Well what next? I had not yet done an MMC3 cartridge and I had purchased a lame game just for that purpose, "Codename Viper". MMC3 allows for some newer and much bigger and more complicated games. I was most interested in Kirby's Adventure and Super Mario Bros. 2 and 3. There are also quite a few good modifications out there where people have redone all of the levels in these games, so I wanted to run a few of those too. That means that this cartridge would need to have more capacity than the others. I had mapped out that I needed 2 CHR ROMs (1 Mbyte) and 3 PRG ROMs (1.5 Mbyte). Also, I would need an 8kbyte W-RAM chip. This is where the CHR-RAM chip from Silent Service comes back into play.
First I had to lay out approximately how I was going to fit these things into the cartridge.
Next, I had to wire all of these things together! That was easier said than done. This was definitely a challenge.
Initially the wiring was too thick on these boards to fit inside the cartridge, so I very carefully put each of these boards into a manual press and gradually squished them just enough to fit inside the cartridge. I was amazed and relieved to find no problems when I tested each pin for opens and shorts!

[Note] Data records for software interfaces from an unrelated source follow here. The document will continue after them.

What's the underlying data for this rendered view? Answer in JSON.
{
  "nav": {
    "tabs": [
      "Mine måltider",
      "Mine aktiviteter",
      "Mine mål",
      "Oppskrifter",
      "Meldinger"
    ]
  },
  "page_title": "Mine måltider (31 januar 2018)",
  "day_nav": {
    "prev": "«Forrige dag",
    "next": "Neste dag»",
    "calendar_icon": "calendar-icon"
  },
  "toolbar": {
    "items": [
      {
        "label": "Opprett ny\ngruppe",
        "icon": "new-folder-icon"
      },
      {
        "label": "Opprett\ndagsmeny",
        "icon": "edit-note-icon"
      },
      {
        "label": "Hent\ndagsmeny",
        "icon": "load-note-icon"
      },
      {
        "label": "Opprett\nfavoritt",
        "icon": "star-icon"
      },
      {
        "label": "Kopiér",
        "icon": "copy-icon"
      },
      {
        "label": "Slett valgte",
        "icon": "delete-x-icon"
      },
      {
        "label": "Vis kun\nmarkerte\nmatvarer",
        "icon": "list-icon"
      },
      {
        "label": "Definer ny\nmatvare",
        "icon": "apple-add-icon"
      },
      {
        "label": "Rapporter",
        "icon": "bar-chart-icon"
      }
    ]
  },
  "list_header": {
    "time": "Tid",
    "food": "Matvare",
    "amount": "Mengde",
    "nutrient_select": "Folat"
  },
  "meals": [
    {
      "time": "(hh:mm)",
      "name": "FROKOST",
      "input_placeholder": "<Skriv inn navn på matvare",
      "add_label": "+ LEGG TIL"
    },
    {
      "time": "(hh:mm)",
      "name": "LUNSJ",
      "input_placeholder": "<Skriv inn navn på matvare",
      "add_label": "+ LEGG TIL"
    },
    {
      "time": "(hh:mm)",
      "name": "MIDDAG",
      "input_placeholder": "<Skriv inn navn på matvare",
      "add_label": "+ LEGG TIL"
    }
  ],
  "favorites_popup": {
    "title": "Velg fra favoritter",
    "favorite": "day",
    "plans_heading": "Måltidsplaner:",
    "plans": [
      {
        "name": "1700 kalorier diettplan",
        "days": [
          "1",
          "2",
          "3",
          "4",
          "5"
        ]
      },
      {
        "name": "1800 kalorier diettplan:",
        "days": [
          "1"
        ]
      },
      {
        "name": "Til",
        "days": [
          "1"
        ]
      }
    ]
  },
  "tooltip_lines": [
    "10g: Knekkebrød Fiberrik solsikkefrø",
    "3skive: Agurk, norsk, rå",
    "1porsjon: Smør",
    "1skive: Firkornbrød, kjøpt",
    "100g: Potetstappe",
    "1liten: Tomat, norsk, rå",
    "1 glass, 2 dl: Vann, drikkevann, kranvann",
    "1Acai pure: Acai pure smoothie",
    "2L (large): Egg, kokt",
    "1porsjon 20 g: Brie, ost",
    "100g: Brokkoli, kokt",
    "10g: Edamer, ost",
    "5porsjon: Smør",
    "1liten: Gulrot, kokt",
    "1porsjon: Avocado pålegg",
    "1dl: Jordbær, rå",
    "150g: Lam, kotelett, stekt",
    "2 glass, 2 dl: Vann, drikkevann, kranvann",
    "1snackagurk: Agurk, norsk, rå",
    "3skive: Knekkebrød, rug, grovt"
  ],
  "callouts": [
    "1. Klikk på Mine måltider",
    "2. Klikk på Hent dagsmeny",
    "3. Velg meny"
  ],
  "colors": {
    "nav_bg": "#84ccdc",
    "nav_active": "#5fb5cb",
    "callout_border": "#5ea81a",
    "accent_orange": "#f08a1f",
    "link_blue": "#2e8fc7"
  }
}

When finished with the backs of the boards, I proceeded to the front, where I connected to the original Codename Viper board.
PRG-ROM and W-RAM Finished
CHR-ROM and Switces Finished
Back Side, showing direct MMC3 connections for the W-RAM
Next up: 2-in-1 Featuring Strider and Rad Racer! This is based on the MMC1 mapper with CHR-RAM. The donor cart was "Win, Lose or Draw," which is an incredibly lame game that already had the MMC1 mapper chip and a CHR-RAM chip. This one was very easy because I only had to attach one flash chip for PRG-ROM.
Showing all 4 carts made so far
The switch turned out great on the 2-in-1!
Next I made an 8-in-1. This cart is a UNROM (iNES Mapper 2) with CHR-RAM. I sacrificed "Jack Nicklaus' 18 Holes of Major Championship Golf," which won't be missed. Like the 2-in-1 cart, this one also has CHR-RAM so I only needed to attach flash chips for the PRG-ROM. 4 of this type of game will fit into a single flash chip and there were more than 4 that I wanted. So I put 2 flash chips in parallel on this one. (Total 1 MByte)
Here is the list of games that I put on this cart:
- Alfred Chicken
- Hello Kitty World
- Shanghai II
- Top Gun
Wires soldered to the first flash chip
Wires soldered to the second flash chip
Wires soldered to the pin header
Back side, purple wires to mirroring pads
Running Shanghai II
Having solved a game of Mahjong solitaire in Shanghai II
Running Hello Kitty World
Logic for automatic mirroring selection (eliminates 4th switch)